Task statement ::
Nothing in the data should change when you return it, but leave the pictures out.

Data ::
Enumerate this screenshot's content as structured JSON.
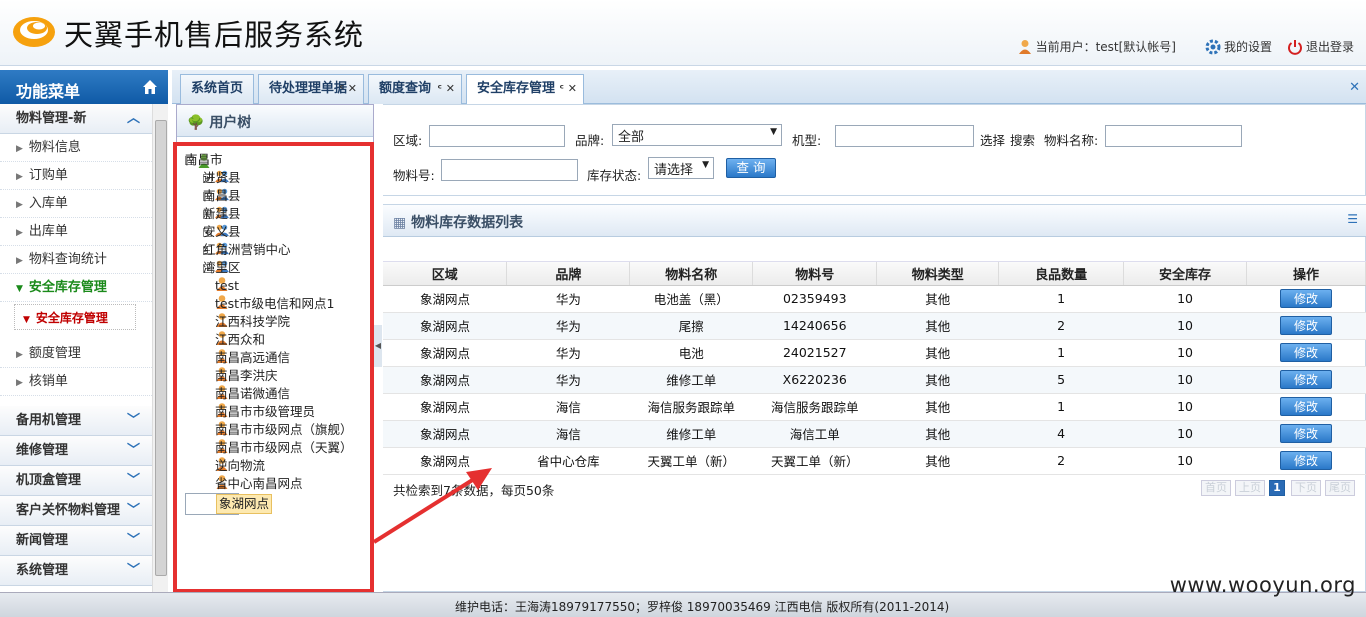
{
  "header": {
    "app_title": "天翼手机售后服务系统",
    "user_label": "当前用户：test[默认帐号]",
    "settings_label": "我的设置",
    "logout_label": "退出登录"
  },
  "sidebar": {
    "title": "功能菜单",
    "group_open": "物料管理-新",
    "items": [
      "物料信息",
      "订购单",
      "入库单",
      "出库单",
      "物料查询统计",
      "安全库存管理"
    ],
    "sub_item": "安全库存管理",
    "items_after": [
      "额度管理",
      "核销单"
    ],
    "groups": [
      "备用机管理",
      "维修管理",
      "机顶盒管理",
      "客户关怀物料管理",
      "新闻管理",
      "系统管理"
    ]
  },
  "tabs": [
    {
      "label": "系统首页"
    },
    {
      "label": "待处理理单据"
    },
    {
      "label": "额度查询"
    },
    {
      "label": "安全库存管理"
    }
  ],
  "tree": {
    "title": "用户树",
    "root": "南昌市",
    "branches": [
      "进贤县",
      "南昌县",
      "新建县",
      "安义县",
      "红角洲营销中心",
      "湾里区"
    ],
    "leaves": [
      "test",
      "test市级电信和网点1",
      "江西科技学院",
      "江西众和",
      "南昌高远通信",
      "南昌李洪庆",
      "南昌诺微通信",
      "南昌市市级管理员",
      "南昌市市级网点（旗舰）",
      "南昌市市级网点（天翼）",
      "逆向物流",
      "省中心南昌网点",
      "象湖网点"
    ]
  },
  "search": {
    "area_label": "区域:",
    "brand_label": "品牌:",
    "brand_value": "全部",
    "model_label": "机型:",
    "select_link": "选择",
    "search_link": "搜索",
    "material_name_label": "物料名称:",
    "material_no_label": "物料号:",
    "stock_status_label": "库存状态:",
    "stock_status_value": "请选择",
    "query_button": "查 询"
  },
  "grid": {
    "title": "物料库存数据列表",
    "columns": [
      "区域",
      "品牌",
      "物料名称",
      "物料号",
      "物料类型",
      "良品数量",
      "安全库存",
      "操作"
    ],
    "rows": [
      [
        "象湖网点",
        "华为",
        "电池盖（黑）",
        "02359493",
        "其他",
        "1",
        "10"
      ],
      [
        "象湖网点",
        "华为",
        "尾擦",
        "14240656",
        "其他",
        "2",
        "10"
      ],
      [
        "象湖网点",
        "华为",
        "电池",
        "24021527",
        "其他",
        "1",
        "10"
      ],
      [
        "象湖网点",
        "华为",
        "维修工单",
        "X6220236",
        "其他",
        "5",
        "10"
      ],
      [
        "象湖网点",
        "海信",
        "海信服务跟踪单",
        "海信服务跟踪单",
        "其他",
        "1",
        "10"
      ],
      [
        "象湖网点",
        "海信",
        "维修工单",
        "海信工单",
        "其他",
        "4",
        "10"
      ],
      [
        "象湖网点",
        "省中心仓库",
        "天翼工单（新）",
        "天翼工单（新）",
        "其他",
        "2",
        "10"
      ]
    ],
    "edit_label": "修改",
    "pager_text": "共检索到7条数据，每页50条",
    "pager": {
      "first": "首页",
      "prev": "上页",
      "current": "1",
      "next": "下页",
      "last": "尾页"
    }
  },
  "footer": {
    "text": "维护电话：王海涛18979177550；罗梓俊 18970035469 江西电信 版权所有(2011-2014)",
    "watermark": "www.wooyun.org"
  },
  "colors": {
    "accent": "#2a78c8",
    "highlight": "#e53030",
    "active_menu": "#1a8a1a"
  }
}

Result ::
Enumerate this screenshot's content as structured JSON.
{
  "header": {
    "app_title": "天翼手机售后服务系统",
    "user_label": "当前用户：test[默认帐号]",
    "settings_label": "我的设置",
    "logout_label": "退出登录"
  },
  "sidebar": {
    "title": "功能菜单",
    "group_open": "物料管理-新",
    "items": [
      "物料信息",
      "订购单",
      "入库单",
      "出库单",
      "物料查询统计",
      "安全库存管理"
    ],
    "sub_item": "安全库存管理",
    "items_after": [
      "额度管理",
      "核销单"
    ],
    "groups": [
      "备用机管理",
      "维修管理",
      "机顶盒管理",
      "客户关怀物料管理",
      "新闻管理",
      "系统管理"
    ]
  },
  "tabs": [
    {
      "label": "系统首页"
    },
    {
      "label": "待处理理单据"
    },
    {
      "label": "额度查询"
    },
    {
      "label": "安全库存管理"
    }
  ],
  "tree": {
    "title": "用户树",
    "root": "南昌市",
    "branches": [
      "进贤县",
      "南昌县",
      "新建县",
      "安义县",
      "红角洲营销中心",
      "湾里区"
    ],
    "leaves": [
      "test",
      "test市级电信和网点1",
      "江西科技学院",
      "江西众和",
      "南昌高远通信",
      "南昌李洪庆",
      "南昌诺微通信",
      "南昌市市级管理员",
      "南昌市市级网点（旗舰）",
      "南昌市市级网点（天翼）",
      "逆向物流",
      "省中心南昌网点",
      "象湖网点"
    ]
  },
  "search": {
    "area_label": "区域:",
    "brand_label": "品牌:",
    "brand_value": "全部",
    "model_label": "机型:",
    "select_link": "选择",
    "search_link": "搜索",
    "material_name_label": "物料名称:",
    "material_no_label": "物料号:",
    "stock_status_label": "库存状态:",
    "stock_status_value": "请选择",
    "query_button": "查 询"
  },
  "grid": {
    "title": "物料库存数据列表",
    "columns": [
      "区域",
      "品牌",
      "物料名称",
      "物料号",
      "物料类型",
      "良品数量",
      "安全库存",
      "操作"
    ],
    "rows": [
      [
        "象湖网点",
        "华为",
        "电池盖（黑）",
        "02359493",
        "其他",
        "1",
        "10"
      ],
      [
        "象湖网点",
        "华为",
        "尾擦",
        "14240656",
        "其他",
        "2",
        "10"
      ],
      [
        "象湖网点",
        "华为",
        "电池",
        "24021527",
        "其他",
        "1",
        "10"
      ],
      [
        "象湖网点",
        "华为",
        "维修工单",
        "X6220236",
        "其他",
        "5",
        "10"
      ],
      [
        "象湖网点",
        "海信",
        "海信服务跟踪单",
        "海信服务跟踪单",
        "其他",
        "1",
        "10"
      ],
      [
        "象湖网点",
        "海信",
        "维修工单",
        "海信工单",
        "其他",
        "4",
        "10"
      ],
      [
        "象湖网点",
        "省中心仓库",
        "天翼工单（新）",
        "天翼工单（新）",
        "其他",
        "2",
        "10"
      ]
    ],
    "edit_label": "修改",
    "pager_text": "共检索到7条数据，每页50条",
    "pager": {
      "first": "首页",
      "prev": "上页",
      "current": "1",
      "next": "下页",
      "last": "尾页"
    }
  },
  "footer": {
    "text": "维护电话：王海涛18979177550；罗梓俊 18970035469 江西电信 版权所有(2011-2014)",
    "watermark": "www.wooyun.org"
  },
  "colors": {
    "accent": "#2a78c8",
    "highlight": "#e53030",
    "active_menu": "#1a8a1a"
  }
}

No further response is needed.